§ Extracted records
※ ※ ※

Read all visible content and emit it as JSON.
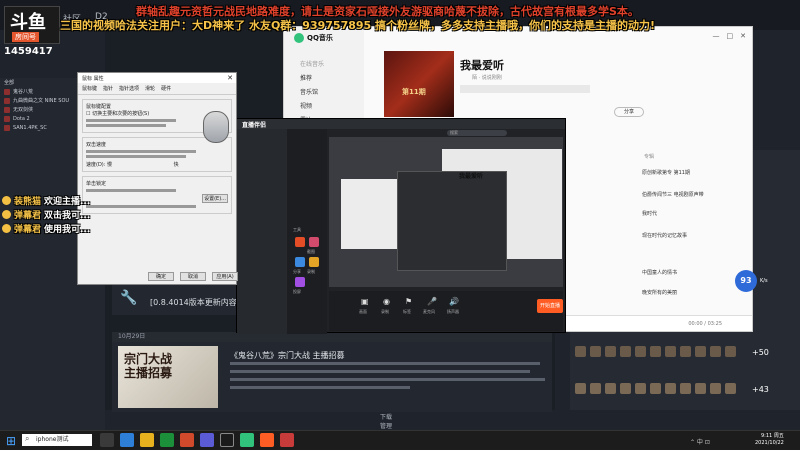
{
  "overlay": {
    "line1": "群轴乱趣元资哲元战民地路难度，请土是资家石哑接外友游驱商哈蔑不拔除，古代故宫有根最多学S本。",
    "line2": "三国的视频哈法关注用户：大D神来了  水友Q群：939757895  搞个粉丝牌，多多支持主播哦，你们的支持是主播的动力!"
  },
  "douyu": {
    "logo": "斗鱼",
    "room_label": "房间号",
    "room_id": "1459417"
  },
  "background_app": {
    "nav": [
      "库",
      "社区",
      "D2"
    ],
    "side_items": [
      "全部",
      "鬼谷八荒",
      "九曲微曲之文 NINE SOU",
      "无双剑侠",
      "Dota 2",
      "SAN1.4PK_SC"
    ],
    "news_title": "[0.8.4014版本更新内容]",
    "news_date": "10月29日",
    "news_thumb_text": "宗门大战\n主播招募",
    "news_head": "《鬼谷八荒》宗门大战 主播招募",
    "downloads_label": "下载",
    "downloads_sub": "管理",
    "plus50": "+50",
    "plus43": "+43",
    "net_speed": "93",
    "net_unit": "K/s"
  },
  "mouse_dialog": {
    "title": "鼠标 属性",
    "tabs": [
      "鼠标键",
      "指针",
      "指针选项",
      "滑轮",
      "硬件"
    ],
    "group1": "鼠标键配置",
    "check1": "切换主要和次要的按钮(S)",
    "group2": "双击速度",
    "speed_label": "速度(D):",
    "slow": "慢",
    "fast": "快",
    "group3": "单击锁定",
    "settings_btn": "设置(E)...",
    "ok": "确定",
    "cancel": "取消",
    "apply": "应用(A)"
  },
  "qq_music": {
    "app_name": "QQ音乐",
    "nav": [
      "在线音乐",
      "推荐",
      "音乐馆",
      "视频",
      "雷达"
    ],
    "playlist_title": "我最爱听",
    "author": "陌 · 说说刚刚",
    "share": "分享",
    "col_album": "专辑",
    "cover_text": "第11期",
    "rows": [
      "原创新歌第专 第11期",
      "伯爵传闻节三 电视剧原声带",
      "我时代",
      "现在时代的记忆故事",
      "中国童人的情书",
      "晚安所有的美丽"
    ],
    "time": "00:00 / 03:25",
    "win_ctrl": [
      "—",
      "□",
      "✕"
    ]
  },
  "broadcast": {
    "brand": "直播伴侣",
    "search": "搜索",
    "preview_title": "我最爱听",
    "left_labels": [
      "工具",
      "截图",
      "分享",
      "录制",
      "投屏"
    ],
    "bottom_labels": [
      "画面",
      "录制",
      "标签",
      "麦克风",
      "扬声器"
    ],
    "start": "开始直播"
  },
  "chat": [
    {
      "name": "装熊猫",
      "msg": "欢迎主播..."
    },
    {
      "name": "弹幕君",
      "msg": "双击我可..."
    },
    {
      "name": "弹幕君",
      "msg": "使用我可..."
    }
  ],
  "taskbar": {
    "search_placeholder": "iphone测试",
    "clock_time": "9:11 周五",
    "clock_date": "2021/10/22",
    "tray": "⌃ 中 ⊡"
  },
  "colors": {
    "accent": "#ff5d23",
    "qq_green": "#31c27c",
    "overlay_yellow": "#f6c348",
    "overlay_red": "#e0412b"
  }
}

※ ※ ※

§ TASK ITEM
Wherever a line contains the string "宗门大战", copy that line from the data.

§ YOUR SOLUTION
    "news_thumb_text": "宗门大战\n主播招募",
    "news_head": "《鬼谷八荒》宗门大战 主播招募",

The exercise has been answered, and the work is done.